Once IT had restored my machine to its original, rootkit-free settings, I gave the patient portal another shot. This time, I logged in without a problem. After poking around for a few minutes, here’s a quick rundown of the major features of this patient portal. (This particular one is made by eClinicalWorks LLC.)
- Patients are reminded, both by the vendor and the physician’s practice, that online communications should not be used in emergency situations and, though secure, are nonetheless subject to certain security risks.
- Users can view a schedule of upcoming appointments as well as their most recent statement.
- Users have the option to request prescription renewals and referrals.
- The Personal Health Record (PHR) View tab provides a look at one’s allergies, medications, family history, immunizations and most recent lab results.
Overall, my experience is consistent with the recent analysis of Chilmark Research’s John Moore – the patient portal is nice, but it’s not “an integral part of the care process.”
Being able to request referrals and prescription renewals is handy, since not all patient portals offer that. On the other hand, I can’t do anything within the PHR View, and it’s heavy on unexplained medical jargon – I, for example, have no idea what a “TSH 3rd Gen Sensitive-LGH” lab test is. (Then again, this could be useful for patients with chronic conditions who need to track both the frequency and the results of lab tests and, as a result, would be better acquainted with such terminology.)

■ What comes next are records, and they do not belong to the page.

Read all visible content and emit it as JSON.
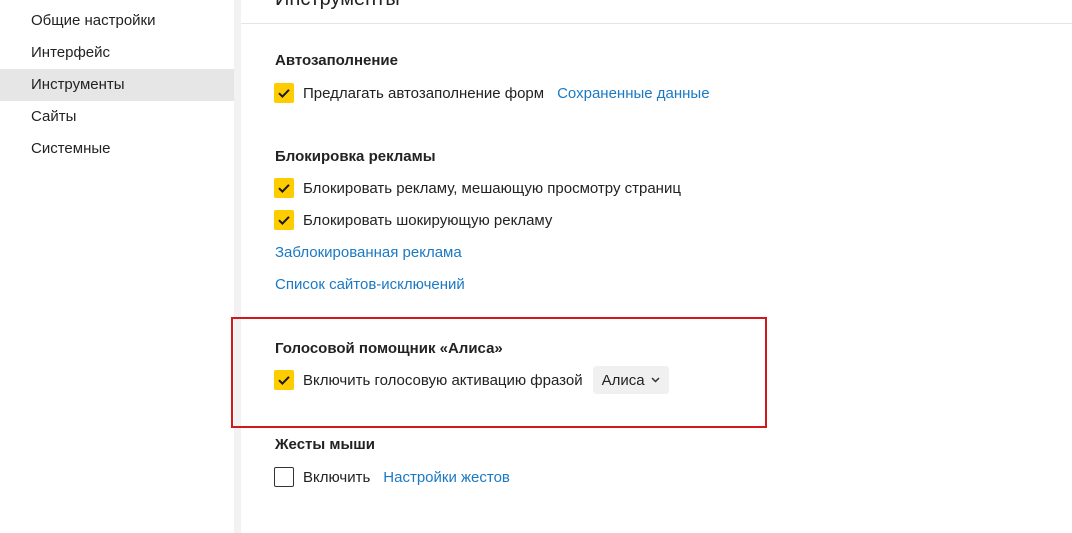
{
  "sidebar": {
    "items": [
      {
        "label": "Общие настройки"
      },
      {
        "label": "Интерфейс"
      },
      {
        "label": "Инструменты"
      },
      {
        "label": "Сайты"
      },
      {
        "label": "Системные"
      }
    ],
    "active_index": 2
  },
  "main": {
    "page_title": "Инструменты",
    "autofill": {
      "title": "Автозаполнение",
      "offer_autofill": {
        "label": "Предлагать автозаполнение форм",
        "checked": true
      },
      "saved_data_link": "Сохраненные данные"
    },
    "adblock": {
      "title": "Блокировка рекламы",
      "block_intrusive": {
        "label": "Блокировать рекламу, мешающую просмотру страниц",
        "checked": true
      },
      "block_shocking": {
        "label": "Блокировать шокирующую рекламу",
        "checked": true
      },
      "blocked_ads_link": "Заблокированная реклама",
      "exceptions_link": "Список сайтов-исключений"
    },
    "voice_assistant": {
      "title": "Голосовой помощник «Алиса»",
      "voice_activation": {
        "label": "Включить голосовую активацию фразой",
        "checked": true
      },
      "phrase_select": {
        "selected": "Алиса"
      }
    },
    "mouse_gestures": {
      "title": "Жесты мыши",
      "enable": {
        "label": "Включить",
        "checked": false
      },
      "gesture_settings_link": "Настройки жестов"
    }
  },
  "colors": {
    "checkbox_checked": "#ffcc00",
    "link": "#1b79c4",
    "highlight_border": "#d0191b",
    "active_sidebar": "#e6e6e6"
  },
  "icons": {
    "check": "check-icon",
    "dropdown": "chevron-down-icon"
  }
}
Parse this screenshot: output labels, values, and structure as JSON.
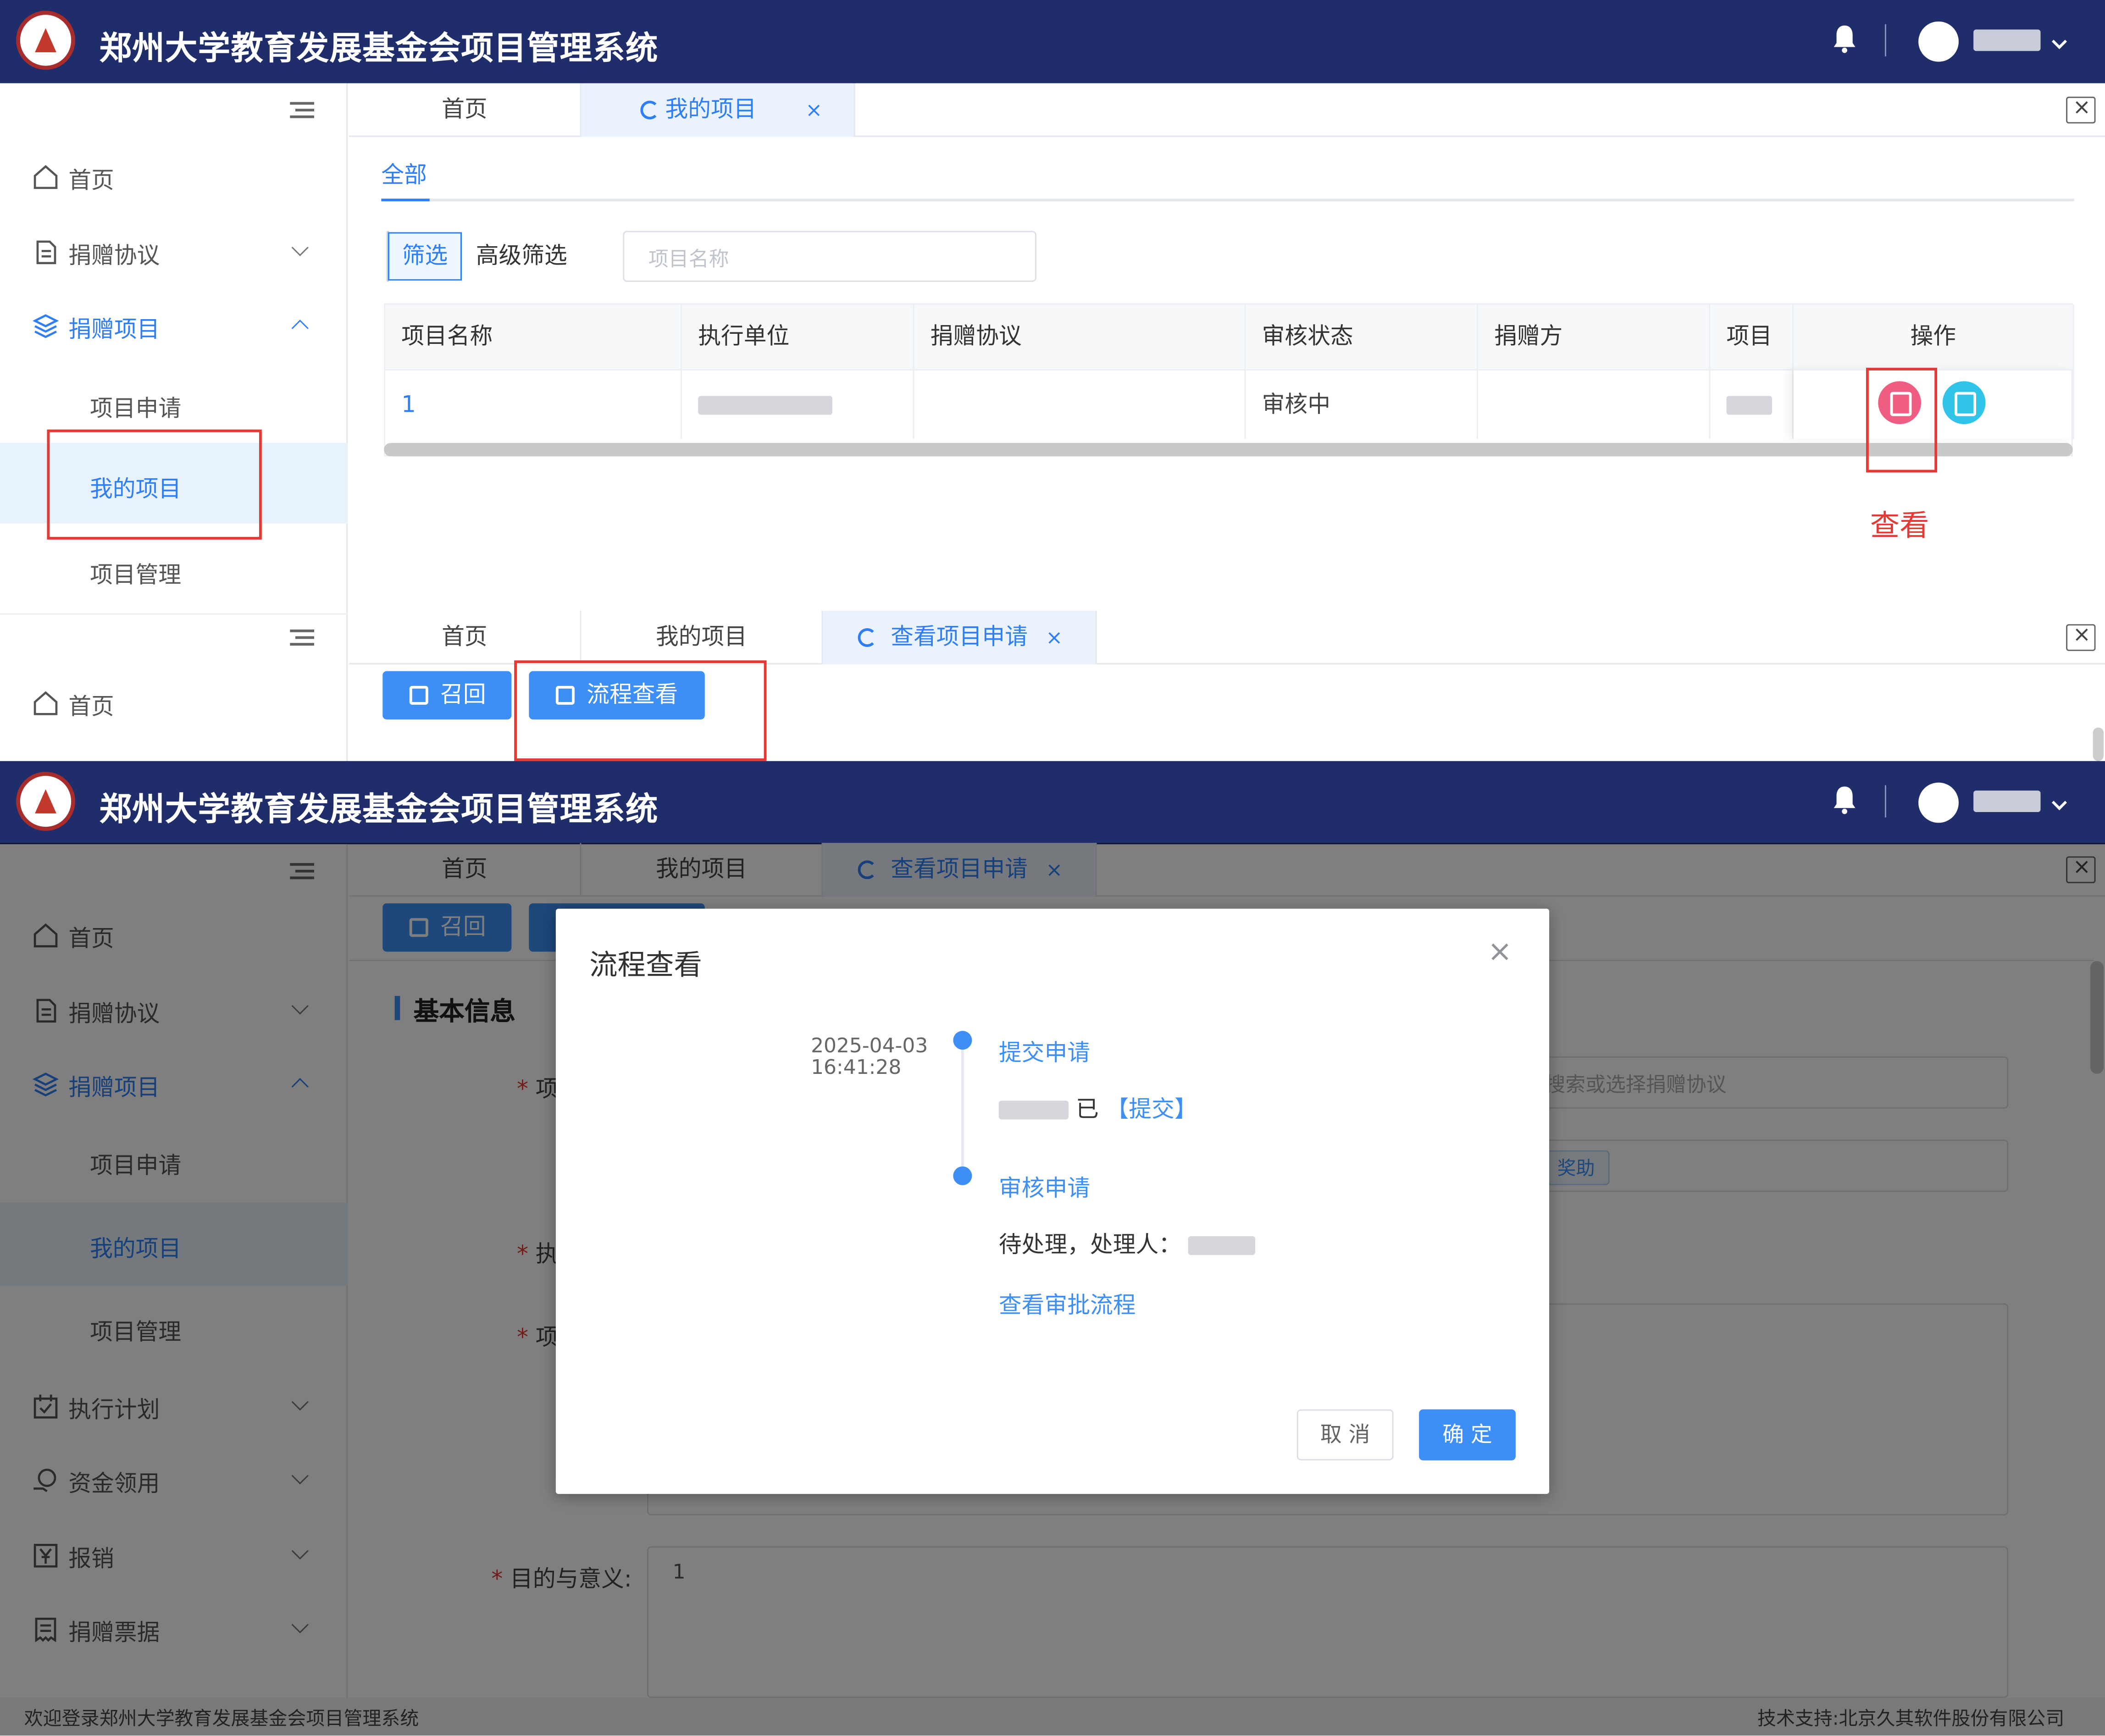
{
  "app": {
    "title": "郑州大学教育发展基金会项目管理系统"
  },
  "menu": {
    "home": "首页",
    "agreement": "捐赠协议",
    "project": "捐赠项目",
    "project_apply": "项目申请",
    "my_project": "我的项目",
    "project_manage": "项目管理",
    "exec_plan": "执行计划",
    "fund_use": "资金领用",
    "reimburse": "报销",
    "receipt": "捐赠票据"
  },
  "top_tabs": {
    "home": "首页",
    "my_project": "我的项目",
    "view_apply": "查看项目申请",
    "close": "×"
  },
  "list": {
    "subtab_all": "全部",
    "filter": "筛选",
    "adv_filter": "高级筛选",
    "search_placeholder": "项目名称",
    "columns": [
      "项目名称",
      "执行单位",
      "捐赠协议",
      "审核状态",
      "捐赠方",
      "项目负",
      "操作"
    ],
    "row": {
      "name": "1",
      "status": "审核中"
    },
    "annotation": "查看"
  },
  "detail": {
    "recall": "召回",
    "flow_view": "流程查看",
    "section": "基本信息",
    "field_project": "项",
    "field_exec": "执",
    "field_item": "项",
    "agreement_placeholder": "搜索或选择捐赠协议",
    "tag": "奖助",
    "purpose_label": "目的与意义:",
    "purpose_value": "1"
  },
  "modal": {
    "title": "流程查看",
    "close": "×",
    "time": "2025-04-03",
    "time2": "16:41:28",
    "step1": "提交申请",
    "step1_status": "已",
    "step1_action": "【提交】",
    "step2": "审核申请",
    "step2_status": "待处理，处理人：",
    "view_flow": "查看审批流程",
    "cancel": "取 消",
    "ok": "确 定"
  },
  "footer": {
    "left": "欢迎登录郑州大学教育发展基金会项目管理系统",
    "right": "技术支持:北京久其软件股份有限公司"
  },
  "colors": {
    "header": "#1f2d6b",
    "primary": "#3d8ff5",
    "highlight": "#e53935"
  }
}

It isn’t necessarily my physician’s fault that the patient portal is subpar. For starters, it’s quite new – the bulk of the information was entered in late March. In addition, it suffers from the Catch-22 of patient portals – usability improvements aren’t worth the investment unless there are more users, but there won’t be more users until usability improves. Unfortunately, if Google Inc. and Microsoft continue to say that patient portals are not profitable, that investment may never come.